The Secret Ingredient to Firm and Protect Beadwork

Do you have floppy beadwork? Is your thread breaking from rough-holed beads fraying the thread? Then try this tip I learned from Diane Fitzgerald many years ago. It's a method for firming up beadwoven pieces with clear acrylic floor finish. (Yes, you read that right, floor finish!) The acrylic firms a piece, but it also works as a sealant, protecting the beads and thread. It's especially effective on pieces that have been woven using crystals.

This is a great tip, and it won't break the bank. I bought a big bottle of the floor finish at my local grocery store (brand name is Future clear acrylic floor finish) right after Diane told me about it, and the bottle is still 3/4 full. For the few dollars I spent, the finish has protected dozens of pieces. I haven't had any problem with discoloration or breakage over time, but I do have a couple of caveats: I'd recommend that you only do this technique on something that's already shiny. You can apply the finish to matte beads or pearls, but it will alter the look of the beads. I'd also not recommend this technique for use on crystals with an after-market finish because I've run into some problems with the after-market finish coming off. As with any technique like this, it's best to do a test on an inconspicuous place on your beadwork. Or, better yet, apply the finish to some loose beads that match the ones you used in your piece.

Let me show you how the technique is done as I firm up a floppy beadwoven flower:

1) See how this beadwoven flower is a bit limp? The petals are all over the place. After all that work I did, I want them to sit up and look pretty! I also want the thread I used to stitch those bicones at the center to be protected. When I apply the acrylic, those threads will have a sleeve, buffering it from the rough bead holes.

Spacer 10x10 pixels  

2) To prepare, first layer paper towels on a tray (I've used an old pie tin here), then lay the beadwork on top of the paper towels. I'd recommend working in a dry place with lots of ventilation. The floor polish doesn't smell bad, but if you work this way, the piece will dry quickly, allowing you to shape the piece as it dries.


3) Next, use a paintbrush to apply the floor finish to the beadwork.

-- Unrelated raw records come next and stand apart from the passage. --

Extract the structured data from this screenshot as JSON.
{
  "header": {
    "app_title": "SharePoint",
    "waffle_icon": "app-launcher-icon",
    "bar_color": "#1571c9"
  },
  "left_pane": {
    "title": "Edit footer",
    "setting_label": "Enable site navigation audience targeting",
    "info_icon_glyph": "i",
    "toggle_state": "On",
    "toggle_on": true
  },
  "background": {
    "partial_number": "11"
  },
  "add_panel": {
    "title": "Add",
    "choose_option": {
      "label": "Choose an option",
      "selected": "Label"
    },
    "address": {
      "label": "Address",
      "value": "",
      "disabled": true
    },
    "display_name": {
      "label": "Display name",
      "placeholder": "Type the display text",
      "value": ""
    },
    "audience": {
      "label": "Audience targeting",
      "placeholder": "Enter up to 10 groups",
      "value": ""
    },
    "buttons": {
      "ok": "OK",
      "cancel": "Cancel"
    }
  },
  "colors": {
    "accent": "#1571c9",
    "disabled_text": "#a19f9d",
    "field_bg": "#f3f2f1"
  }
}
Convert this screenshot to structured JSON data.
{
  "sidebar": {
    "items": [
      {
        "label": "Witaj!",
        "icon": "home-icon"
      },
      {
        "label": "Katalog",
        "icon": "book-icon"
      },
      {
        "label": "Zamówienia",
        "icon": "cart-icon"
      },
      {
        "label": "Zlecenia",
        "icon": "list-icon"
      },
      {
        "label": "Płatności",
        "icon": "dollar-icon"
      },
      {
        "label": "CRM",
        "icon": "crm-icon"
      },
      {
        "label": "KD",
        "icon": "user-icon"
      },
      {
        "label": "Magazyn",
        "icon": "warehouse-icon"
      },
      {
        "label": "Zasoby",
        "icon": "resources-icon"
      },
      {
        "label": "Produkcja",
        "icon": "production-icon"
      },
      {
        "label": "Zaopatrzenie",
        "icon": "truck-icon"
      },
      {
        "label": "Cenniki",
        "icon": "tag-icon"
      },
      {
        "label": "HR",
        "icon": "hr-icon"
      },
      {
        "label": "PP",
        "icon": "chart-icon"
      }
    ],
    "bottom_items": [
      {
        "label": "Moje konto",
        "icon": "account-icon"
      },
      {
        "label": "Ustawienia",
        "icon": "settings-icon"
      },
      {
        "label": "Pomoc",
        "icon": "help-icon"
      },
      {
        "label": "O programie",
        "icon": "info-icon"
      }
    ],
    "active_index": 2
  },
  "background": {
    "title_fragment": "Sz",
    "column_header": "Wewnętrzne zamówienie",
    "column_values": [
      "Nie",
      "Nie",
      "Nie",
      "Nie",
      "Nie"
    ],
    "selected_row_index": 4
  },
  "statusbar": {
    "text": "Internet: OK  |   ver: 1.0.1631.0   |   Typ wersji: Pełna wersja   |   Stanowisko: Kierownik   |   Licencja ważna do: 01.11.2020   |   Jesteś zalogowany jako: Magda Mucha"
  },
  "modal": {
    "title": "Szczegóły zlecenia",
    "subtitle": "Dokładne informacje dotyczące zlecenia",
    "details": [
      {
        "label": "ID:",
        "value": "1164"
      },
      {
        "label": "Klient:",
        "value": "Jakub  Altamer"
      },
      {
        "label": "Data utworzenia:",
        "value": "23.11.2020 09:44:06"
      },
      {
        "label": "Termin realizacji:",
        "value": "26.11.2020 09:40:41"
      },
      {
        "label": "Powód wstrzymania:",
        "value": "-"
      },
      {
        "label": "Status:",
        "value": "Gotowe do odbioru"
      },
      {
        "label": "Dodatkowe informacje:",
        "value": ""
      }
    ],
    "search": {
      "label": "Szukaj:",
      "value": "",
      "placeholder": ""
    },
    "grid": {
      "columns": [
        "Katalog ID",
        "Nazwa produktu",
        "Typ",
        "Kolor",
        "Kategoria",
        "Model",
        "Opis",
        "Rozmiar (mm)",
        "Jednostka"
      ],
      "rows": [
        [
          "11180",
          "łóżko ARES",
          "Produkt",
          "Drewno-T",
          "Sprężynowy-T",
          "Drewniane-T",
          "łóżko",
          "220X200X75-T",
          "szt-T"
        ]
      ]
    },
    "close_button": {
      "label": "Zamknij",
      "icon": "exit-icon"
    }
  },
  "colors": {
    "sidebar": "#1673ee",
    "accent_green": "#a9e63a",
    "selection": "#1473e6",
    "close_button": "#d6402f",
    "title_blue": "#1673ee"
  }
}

I use a cheapo plastic-bristle brush from a kid's watercolor set because it's easy to wash, and there's no chance of bristles getting caught in the beadwork as might happen with a horse-hair brush. I've found the best way to apply the finish is to dip the brush directly into the bottle and dab the finish on the beadwork.

4) Once the front of the beadwork is dry to the touch, flip it over and apply the finish to the back. Getting the back is just as important as the front! Once the beadwork is dry to the touch, use your fingers to gently shape the beadwork into the form you desire. The beadwork won't be stiff, but it will hold its shape. Depending on the type of beadwork you're working with (especially sculptural or crystal-encrusted pieces), it's not a bad idea to do another coat or two.

Ta-daa! My floppy flower has miraculously become perky. It still feels like beadwork, acts like beadwork, but it has a light support that makes it look much better.

Why not try this technique on a new piece of beadwork? A good place to start looking for projects is the Spring Cleaning Sale, where you'll get 40% off or more on just about everything in the Beading Daily store.


Happy beading!

Post a Comment